With no cardinal winning the required 77 votes on the first ballot, the cardinals returned to the Vatican hotel for a simple dinner of pasta with tomato sauce, soup and vegetables before another day of voting today.
The leading contenders for Pope have fallen into two camps, with Italian cardinal Angelo Scola, the archbishop of Milan, seen as favoured by those hoping to shake up the powerful Vatican bureaucracy, and Brazilian cardinal Odilo Scherer, favoured by Vatican-based insiders who have defended the status quo.
Other names include Canadian cardinal Marc Ouellet, who heads the Vatican’s powerful office for bishops and US cardinals Timothy Dolan, the exuberant archbishop of New York, and Sean O’Malley, the archbishop of Boston.
For more than a week, the cardinals have met privately to try to work out who among them has the qualities to be Pope and what his priorities should be.
But they ended the debate with questions still unanswered and many cardinals predicting a drawn-out election that will further expose the church’s divisions. The conclave proceeds in silence, with no formal debate, behind closed doors.
Outside, the faithful gathered to await the outcome, with groups of nuns singing and playing the guitar, cheering the cardinals on.
“I don’t expect any quick fixes. There will always be problems,” said Sister Manaoag, from the Philippines.
“We have to not get stuck with seeing things like factions and problems, but see beyond that. What does God want? This is something we sometimes forget.”
But the mood was not entirely sombre. A group of women who say they are priests launched pink smoke from a balcony overlooking the square to demand female ordination.
Two topless activists from Femen, a Ukrainian feminist group, which has previously protested at the Vatican’s opposition to gay marriage, were dragged away by police.

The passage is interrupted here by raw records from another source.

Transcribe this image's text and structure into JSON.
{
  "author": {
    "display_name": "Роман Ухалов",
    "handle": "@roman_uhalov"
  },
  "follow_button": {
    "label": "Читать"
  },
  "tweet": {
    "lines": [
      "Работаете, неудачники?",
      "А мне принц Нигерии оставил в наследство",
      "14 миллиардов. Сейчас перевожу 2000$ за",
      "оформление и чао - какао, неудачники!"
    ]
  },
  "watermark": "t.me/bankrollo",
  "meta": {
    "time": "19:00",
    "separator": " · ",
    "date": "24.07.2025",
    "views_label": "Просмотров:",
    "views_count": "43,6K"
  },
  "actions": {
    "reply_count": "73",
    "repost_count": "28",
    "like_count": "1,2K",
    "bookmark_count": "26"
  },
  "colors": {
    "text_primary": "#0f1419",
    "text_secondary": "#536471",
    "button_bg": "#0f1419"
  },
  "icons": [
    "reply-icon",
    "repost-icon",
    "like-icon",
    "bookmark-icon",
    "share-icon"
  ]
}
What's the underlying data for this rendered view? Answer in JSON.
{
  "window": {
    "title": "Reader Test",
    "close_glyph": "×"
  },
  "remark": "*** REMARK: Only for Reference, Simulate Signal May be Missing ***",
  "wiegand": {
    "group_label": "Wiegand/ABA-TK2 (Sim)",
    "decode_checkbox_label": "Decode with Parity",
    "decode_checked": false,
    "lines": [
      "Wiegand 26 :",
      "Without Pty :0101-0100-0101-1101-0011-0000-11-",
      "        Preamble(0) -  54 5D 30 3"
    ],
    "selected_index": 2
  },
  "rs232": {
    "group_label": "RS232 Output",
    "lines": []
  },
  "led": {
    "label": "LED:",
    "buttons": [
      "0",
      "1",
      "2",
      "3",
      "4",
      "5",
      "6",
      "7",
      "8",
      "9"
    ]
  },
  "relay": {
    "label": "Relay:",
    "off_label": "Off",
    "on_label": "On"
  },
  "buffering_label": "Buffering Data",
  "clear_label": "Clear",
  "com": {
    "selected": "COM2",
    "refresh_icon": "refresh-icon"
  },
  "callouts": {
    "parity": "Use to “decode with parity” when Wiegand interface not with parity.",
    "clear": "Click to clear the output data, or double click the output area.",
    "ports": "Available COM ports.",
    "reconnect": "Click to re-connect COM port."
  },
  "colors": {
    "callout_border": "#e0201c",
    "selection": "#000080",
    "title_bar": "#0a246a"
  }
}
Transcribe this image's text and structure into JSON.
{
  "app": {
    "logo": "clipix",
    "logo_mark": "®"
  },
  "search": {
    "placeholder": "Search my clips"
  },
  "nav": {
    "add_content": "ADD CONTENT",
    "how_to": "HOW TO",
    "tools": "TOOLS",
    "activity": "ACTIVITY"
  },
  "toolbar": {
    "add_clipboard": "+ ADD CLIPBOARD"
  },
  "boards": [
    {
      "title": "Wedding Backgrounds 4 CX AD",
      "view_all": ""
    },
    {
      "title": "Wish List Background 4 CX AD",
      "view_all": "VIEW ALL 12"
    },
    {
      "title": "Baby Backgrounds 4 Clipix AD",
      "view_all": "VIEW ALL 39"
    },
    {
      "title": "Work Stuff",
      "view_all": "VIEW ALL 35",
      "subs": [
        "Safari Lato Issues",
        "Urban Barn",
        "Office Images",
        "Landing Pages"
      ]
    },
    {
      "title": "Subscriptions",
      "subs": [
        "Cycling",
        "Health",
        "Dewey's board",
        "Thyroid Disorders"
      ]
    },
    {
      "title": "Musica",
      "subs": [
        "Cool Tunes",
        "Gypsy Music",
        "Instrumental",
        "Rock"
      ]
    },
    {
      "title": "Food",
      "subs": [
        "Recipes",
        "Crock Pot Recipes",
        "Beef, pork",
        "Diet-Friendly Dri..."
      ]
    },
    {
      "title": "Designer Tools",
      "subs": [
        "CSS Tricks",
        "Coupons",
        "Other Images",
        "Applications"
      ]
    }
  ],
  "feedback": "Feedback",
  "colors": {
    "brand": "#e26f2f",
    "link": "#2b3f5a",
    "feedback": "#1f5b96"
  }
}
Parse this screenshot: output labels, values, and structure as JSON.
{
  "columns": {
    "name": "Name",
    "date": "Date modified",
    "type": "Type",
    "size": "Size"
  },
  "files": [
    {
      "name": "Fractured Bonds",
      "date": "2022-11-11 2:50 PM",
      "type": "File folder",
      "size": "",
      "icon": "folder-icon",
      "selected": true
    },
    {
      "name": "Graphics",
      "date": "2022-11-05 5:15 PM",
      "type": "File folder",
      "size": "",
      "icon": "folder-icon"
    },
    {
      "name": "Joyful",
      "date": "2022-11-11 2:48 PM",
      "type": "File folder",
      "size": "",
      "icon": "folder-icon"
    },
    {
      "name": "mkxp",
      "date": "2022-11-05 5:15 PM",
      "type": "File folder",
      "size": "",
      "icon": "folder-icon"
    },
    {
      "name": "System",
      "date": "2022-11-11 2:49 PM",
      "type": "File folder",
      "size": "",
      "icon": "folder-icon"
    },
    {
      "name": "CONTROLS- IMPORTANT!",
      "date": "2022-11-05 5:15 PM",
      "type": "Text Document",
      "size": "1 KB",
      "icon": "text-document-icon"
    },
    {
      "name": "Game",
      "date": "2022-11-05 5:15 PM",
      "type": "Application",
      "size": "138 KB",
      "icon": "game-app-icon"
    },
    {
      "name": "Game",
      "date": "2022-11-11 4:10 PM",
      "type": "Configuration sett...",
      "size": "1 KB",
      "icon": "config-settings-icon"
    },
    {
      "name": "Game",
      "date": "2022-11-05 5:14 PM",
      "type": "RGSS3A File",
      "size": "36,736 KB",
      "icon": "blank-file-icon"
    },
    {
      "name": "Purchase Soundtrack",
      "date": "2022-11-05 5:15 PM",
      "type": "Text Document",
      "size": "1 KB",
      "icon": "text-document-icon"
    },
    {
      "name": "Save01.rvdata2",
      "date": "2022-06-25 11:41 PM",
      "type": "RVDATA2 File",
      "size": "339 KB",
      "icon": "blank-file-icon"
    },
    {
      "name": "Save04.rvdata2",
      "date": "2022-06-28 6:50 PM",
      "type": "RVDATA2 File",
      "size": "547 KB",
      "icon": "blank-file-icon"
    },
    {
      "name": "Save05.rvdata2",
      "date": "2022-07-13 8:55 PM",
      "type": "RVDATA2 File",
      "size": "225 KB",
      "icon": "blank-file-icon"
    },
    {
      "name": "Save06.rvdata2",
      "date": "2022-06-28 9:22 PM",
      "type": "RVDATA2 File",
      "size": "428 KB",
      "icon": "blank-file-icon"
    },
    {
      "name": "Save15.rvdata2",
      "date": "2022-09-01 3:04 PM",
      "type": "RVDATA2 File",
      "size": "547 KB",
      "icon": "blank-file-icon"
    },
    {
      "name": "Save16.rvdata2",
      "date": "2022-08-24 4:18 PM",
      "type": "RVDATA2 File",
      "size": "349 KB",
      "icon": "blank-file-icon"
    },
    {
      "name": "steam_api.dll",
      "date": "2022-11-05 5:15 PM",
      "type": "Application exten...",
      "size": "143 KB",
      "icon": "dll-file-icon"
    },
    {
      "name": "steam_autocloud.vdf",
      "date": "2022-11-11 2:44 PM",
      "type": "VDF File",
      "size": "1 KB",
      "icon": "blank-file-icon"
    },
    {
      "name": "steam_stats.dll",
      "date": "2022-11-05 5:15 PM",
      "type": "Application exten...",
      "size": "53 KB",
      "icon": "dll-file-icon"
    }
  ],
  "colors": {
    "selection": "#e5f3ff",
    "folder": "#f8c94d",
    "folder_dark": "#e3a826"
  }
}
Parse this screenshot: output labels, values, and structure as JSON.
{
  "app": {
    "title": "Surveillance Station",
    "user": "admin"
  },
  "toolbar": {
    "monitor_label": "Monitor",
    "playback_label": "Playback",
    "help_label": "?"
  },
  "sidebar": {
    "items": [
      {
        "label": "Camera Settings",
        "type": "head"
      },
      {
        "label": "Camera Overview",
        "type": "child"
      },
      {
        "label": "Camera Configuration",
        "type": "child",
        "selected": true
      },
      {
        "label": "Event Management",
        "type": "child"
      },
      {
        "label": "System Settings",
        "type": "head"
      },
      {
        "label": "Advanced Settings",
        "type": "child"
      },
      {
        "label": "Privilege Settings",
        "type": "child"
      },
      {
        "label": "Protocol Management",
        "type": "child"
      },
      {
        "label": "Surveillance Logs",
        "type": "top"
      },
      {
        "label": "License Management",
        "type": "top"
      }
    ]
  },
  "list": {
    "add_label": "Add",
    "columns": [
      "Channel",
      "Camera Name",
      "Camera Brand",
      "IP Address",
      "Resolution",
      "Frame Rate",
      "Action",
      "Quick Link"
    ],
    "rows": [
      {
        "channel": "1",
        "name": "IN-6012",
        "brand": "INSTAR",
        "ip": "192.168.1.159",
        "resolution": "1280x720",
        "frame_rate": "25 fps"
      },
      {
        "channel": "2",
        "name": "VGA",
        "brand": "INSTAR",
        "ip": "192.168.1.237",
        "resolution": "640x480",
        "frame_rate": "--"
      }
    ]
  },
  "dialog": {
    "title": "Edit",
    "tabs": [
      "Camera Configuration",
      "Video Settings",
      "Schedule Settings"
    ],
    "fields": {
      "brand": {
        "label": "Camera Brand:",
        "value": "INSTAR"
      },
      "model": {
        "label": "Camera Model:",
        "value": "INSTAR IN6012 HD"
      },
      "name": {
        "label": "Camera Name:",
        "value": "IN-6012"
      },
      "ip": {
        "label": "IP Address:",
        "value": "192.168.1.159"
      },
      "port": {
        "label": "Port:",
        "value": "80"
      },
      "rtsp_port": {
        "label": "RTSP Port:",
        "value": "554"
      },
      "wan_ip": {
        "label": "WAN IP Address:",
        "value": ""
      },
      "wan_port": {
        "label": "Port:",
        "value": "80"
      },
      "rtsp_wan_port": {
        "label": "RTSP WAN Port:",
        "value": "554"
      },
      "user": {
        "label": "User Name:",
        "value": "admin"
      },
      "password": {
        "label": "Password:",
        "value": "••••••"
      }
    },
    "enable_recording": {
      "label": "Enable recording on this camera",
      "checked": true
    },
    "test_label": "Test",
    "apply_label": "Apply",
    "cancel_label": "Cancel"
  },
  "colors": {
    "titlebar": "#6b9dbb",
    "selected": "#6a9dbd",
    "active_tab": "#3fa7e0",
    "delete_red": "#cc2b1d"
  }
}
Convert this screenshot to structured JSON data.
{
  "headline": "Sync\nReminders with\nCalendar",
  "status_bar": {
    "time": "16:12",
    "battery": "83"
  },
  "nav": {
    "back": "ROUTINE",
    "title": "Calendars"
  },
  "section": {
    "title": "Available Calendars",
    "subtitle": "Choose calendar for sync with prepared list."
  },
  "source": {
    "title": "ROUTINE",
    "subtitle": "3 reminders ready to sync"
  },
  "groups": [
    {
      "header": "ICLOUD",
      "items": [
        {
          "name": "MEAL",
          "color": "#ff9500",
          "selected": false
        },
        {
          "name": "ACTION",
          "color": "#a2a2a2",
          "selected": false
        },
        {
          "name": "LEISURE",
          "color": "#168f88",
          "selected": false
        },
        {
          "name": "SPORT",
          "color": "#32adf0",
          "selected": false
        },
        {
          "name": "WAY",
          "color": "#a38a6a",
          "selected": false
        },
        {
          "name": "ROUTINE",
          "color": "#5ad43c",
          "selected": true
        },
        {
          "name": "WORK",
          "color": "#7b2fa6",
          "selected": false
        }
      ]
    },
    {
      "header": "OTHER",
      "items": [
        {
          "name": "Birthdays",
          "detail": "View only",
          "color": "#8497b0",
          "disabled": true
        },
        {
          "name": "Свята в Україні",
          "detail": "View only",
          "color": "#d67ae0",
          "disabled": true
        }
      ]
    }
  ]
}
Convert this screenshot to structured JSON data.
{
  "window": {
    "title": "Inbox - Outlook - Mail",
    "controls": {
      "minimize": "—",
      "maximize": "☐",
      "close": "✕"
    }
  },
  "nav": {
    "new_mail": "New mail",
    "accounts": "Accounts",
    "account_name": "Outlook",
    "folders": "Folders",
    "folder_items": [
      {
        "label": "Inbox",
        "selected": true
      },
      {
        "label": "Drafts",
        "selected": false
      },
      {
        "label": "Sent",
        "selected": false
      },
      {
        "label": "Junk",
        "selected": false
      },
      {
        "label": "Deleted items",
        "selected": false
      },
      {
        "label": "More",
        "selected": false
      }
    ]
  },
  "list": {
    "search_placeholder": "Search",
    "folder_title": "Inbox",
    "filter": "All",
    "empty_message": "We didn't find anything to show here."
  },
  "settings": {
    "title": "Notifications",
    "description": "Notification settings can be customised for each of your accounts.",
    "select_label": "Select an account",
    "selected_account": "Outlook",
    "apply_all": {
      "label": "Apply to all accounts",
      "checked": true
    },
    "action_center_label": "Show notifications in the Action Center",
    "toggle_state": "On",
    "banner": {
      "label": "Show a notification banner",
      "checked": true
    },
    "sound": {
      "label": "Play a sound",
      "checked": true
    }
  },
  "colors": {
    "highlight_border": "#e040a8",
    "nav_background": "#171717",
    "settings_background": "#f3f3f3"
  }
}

And in a bizarre twist, US basketball star Dennis Rodman promised to be in St Peter’s Square today in a makeshift “popemobile” as he campaigns for Cardinal Peter Turkson of Ghana to become the first black pope.